The University of Texas at Austin has been a leader in developing national standards for the secure and efficient electronic transfer of educational records, including student transcripts, admission applications and test scores through the SPEEDE Initiative. The American Association of Collegiate Registrars and Admissions Officers (AACRAO), a nonprofit professional organization of more than 11,000 higher education admissions and registration professionals, will continue to have an active leadership role in SPEEDE throughout the transition.

About the National Student Clearinghouse
The National Student Clearinghouse (a nonprofit formed in 1993) is the unique and trusted source for higher education enrollment and degree verifications. The Clearinghouse serves as a single point of contact for the collection and timely exchange of accurate and comprehensive enrollment, degree and certificate records on behalf of its more than 3,300 participating higher education institutions, which represent 96 percent of students in public and private U.S. institutions. It also provides thousands of high schools and districts with continuing collegiate enrollment, progression and completion statistics on their alumni.
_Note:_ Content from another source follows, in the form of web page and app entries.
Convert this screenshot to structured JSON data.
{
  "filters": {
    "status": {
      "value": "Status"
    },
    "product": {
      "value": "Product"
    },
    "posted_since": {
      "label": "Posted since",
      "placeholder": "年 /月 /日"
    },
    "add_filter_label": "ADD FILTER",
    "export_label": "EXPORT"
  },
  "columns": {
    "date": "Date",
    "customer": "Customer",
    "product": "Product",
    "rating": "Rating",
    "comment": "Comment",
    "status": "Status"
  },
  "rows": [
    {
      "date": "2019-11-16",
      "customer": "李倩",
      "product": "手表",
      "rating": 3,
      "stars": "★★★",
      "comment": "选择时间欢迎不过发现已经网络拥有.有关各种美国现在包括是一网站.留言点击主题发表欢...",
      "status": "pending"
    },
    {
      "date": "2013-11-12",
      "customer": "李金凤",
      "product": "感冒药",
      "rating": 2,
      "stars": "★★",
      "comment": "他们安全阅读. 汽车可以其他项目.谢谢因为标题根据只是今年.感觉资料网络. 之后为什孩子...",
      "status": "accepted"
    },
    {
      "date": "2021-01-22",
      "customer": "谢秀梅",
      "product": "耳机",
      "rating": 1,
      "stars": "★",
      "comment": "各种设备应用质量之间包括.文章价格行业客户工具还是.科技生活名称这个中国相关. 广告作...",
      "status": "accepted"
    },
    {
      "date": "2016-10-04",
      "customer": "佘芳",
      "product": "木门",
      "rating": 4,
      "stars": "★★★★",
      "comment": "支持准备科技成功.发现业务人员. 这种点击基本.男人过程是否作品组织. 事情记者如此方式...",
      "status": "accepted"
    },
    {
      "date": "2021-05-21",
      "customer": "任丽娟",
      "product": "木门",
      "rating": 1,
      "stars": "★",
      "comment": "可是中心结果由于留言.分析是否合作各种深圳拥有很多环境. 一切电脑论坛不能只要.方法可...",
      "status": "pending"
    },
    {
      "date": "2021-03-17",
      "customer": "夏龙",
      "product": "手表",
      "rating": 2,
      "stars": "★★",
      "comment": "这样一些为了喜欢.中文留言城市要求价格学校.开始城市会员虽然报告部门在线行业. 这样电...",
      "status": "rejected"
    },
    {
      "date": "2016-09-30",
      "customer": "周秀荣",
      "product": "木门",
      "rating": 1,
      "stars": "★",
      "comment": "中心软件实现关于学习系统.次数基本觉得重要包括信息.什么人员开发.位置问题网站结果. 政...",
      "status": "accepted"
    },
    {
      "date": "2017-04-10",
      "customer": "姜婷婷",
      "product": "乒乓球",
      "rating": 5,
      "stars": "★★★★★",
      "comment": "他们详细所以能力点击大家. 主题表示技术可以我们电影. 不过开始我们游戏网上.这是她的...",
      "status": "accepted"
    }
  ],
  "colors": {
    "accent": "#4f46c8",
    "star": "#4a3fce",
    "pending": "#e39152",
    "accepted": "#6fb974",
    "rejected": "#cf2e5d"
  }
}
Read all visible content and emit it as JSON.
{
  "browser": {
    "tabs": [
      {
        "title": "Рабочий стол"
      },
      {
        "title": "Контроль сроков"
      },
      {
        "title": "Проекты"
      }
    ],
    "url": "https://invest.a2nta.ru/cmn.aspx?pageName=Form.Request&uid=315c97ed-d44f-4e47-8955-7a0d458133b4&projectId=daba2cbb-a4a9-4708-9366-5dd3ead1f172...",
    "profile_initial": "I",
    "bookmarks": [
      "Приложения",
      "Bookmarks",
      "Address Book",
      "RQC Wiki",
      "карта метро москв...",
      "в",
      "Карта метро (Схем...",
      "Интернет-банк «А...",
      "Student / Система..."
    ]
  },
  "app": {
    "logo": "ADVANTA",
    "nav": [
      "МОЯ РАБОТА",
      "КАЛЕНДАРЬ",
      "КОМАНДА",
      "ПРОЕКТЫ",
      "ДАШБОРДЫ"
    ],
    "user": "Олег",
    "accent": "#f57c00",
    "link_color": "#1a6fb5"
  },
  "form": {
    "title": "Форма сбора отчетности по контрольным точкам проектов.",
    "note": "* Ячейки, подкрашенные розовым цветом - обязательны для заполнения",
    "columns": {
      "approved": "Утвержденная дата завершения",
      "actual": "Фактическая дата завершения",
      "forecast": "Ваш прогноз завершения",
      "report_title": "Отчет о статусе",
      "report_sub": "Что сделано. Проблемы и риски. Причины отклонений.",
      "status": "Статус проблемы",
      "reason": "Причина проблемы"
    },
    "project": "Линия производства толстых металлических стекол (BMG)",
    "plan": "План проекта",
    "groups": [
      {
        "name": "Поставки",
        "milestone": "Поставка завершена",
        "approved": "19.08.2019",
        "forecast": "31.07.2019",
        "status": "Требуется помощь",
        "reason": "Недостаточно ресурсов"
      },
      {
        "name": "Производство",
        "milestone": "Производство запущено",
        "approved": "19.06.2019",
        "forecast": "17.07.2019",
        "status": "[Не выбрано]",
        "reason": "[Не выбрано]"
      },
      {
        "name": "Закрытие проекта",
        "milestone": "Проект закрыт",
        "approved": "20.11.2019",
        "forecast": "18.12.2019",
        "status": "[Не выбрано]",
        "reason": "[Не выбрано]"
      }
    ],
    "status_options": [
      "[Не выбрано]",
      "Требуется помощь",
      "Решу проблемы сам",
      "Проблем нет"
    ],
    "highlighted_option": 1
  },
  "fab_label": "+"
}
In addition, the Clearinghouse provides accurate, timely enrollment and degree verifications to student loan providers, employers, student credit issuers, the U.S. Department of Education and others who access its registry more than half a billion times annually. For more information, visit

SOURCE National Student Clearinghouse